### How to complete this task
All pictures are to be dropped, and everything else in the data duplicated exactly.

### Task data

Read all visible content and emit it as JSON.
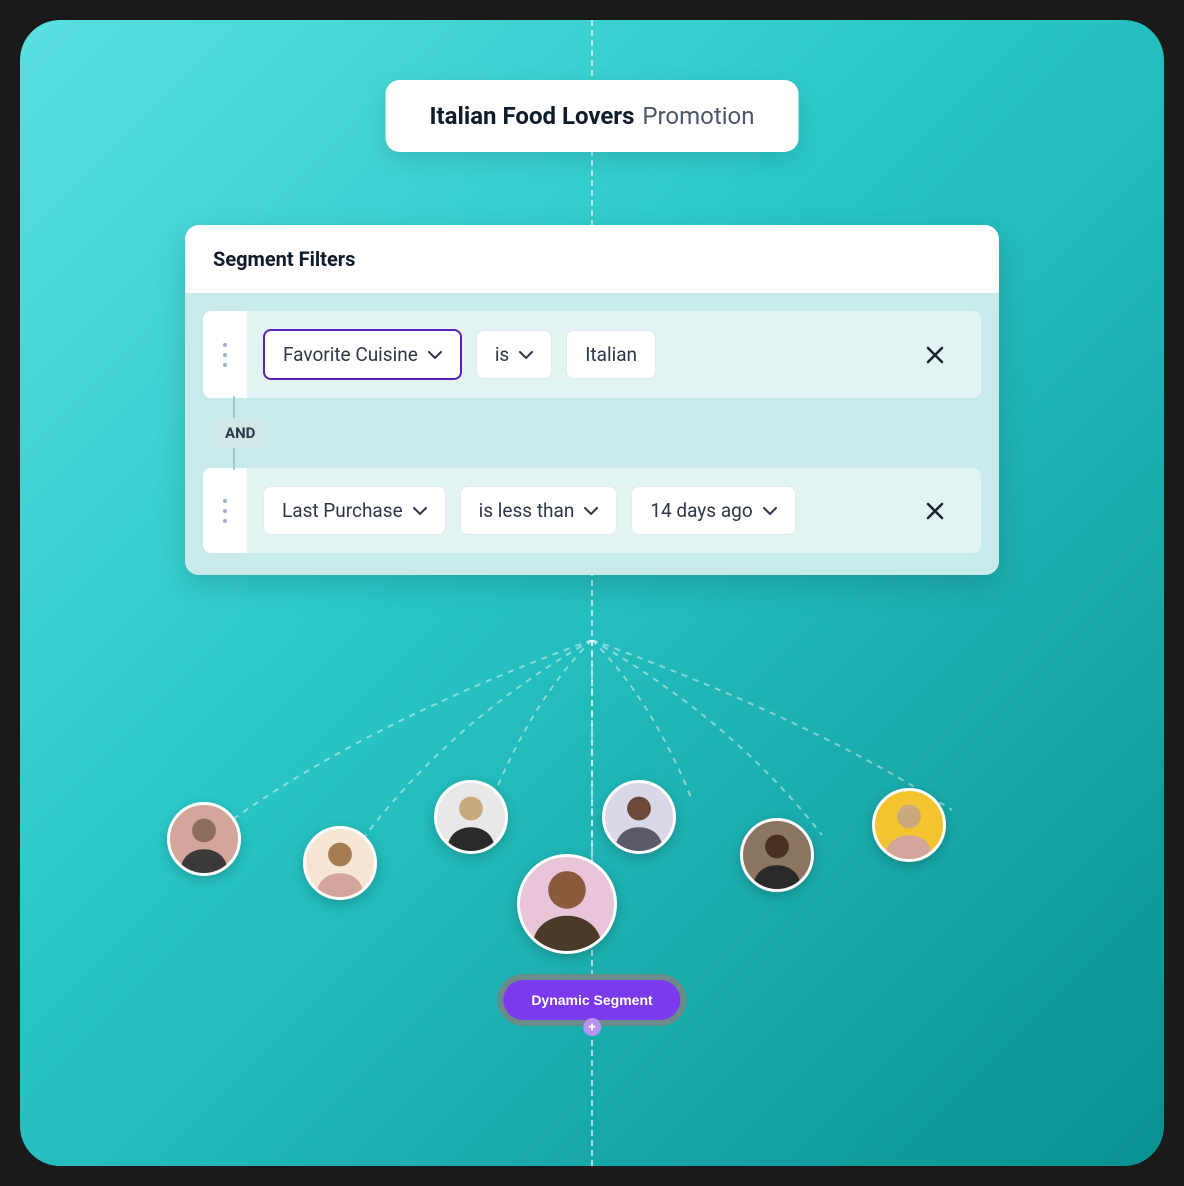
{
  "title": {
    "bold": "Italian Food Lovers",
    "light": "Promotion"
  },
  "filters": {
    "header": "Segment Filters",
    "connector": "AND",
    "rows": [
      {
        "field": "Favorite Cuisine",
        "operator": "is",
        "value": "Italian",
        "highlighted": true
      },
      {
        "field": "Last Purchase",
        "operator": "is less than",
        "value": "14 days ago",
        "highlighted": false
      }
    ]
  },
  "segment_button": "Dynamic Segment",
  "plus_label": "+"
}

### Output below
Read all visible content and emit it as JSON.
{
  "title": {
    "bold": "Italian Food Lovers",
    "light": "Promotion"
  },
  "filters": {
    "header": "Segment Filters",
    "connector": "AND",
    "rows": [
      {
        "field": "Favorite Cuisine",
        "operator": "is",
        "value": "Italian",
        "highlighted": true
      },
      {
        "field": "Last Purchase",
        "operator": "is less than",
        "value": "14 days ago",
        "highlighted": false
      }
    ]
  },
  "segment_button": "Dynamic Segment",
  "plus_label": "+"
}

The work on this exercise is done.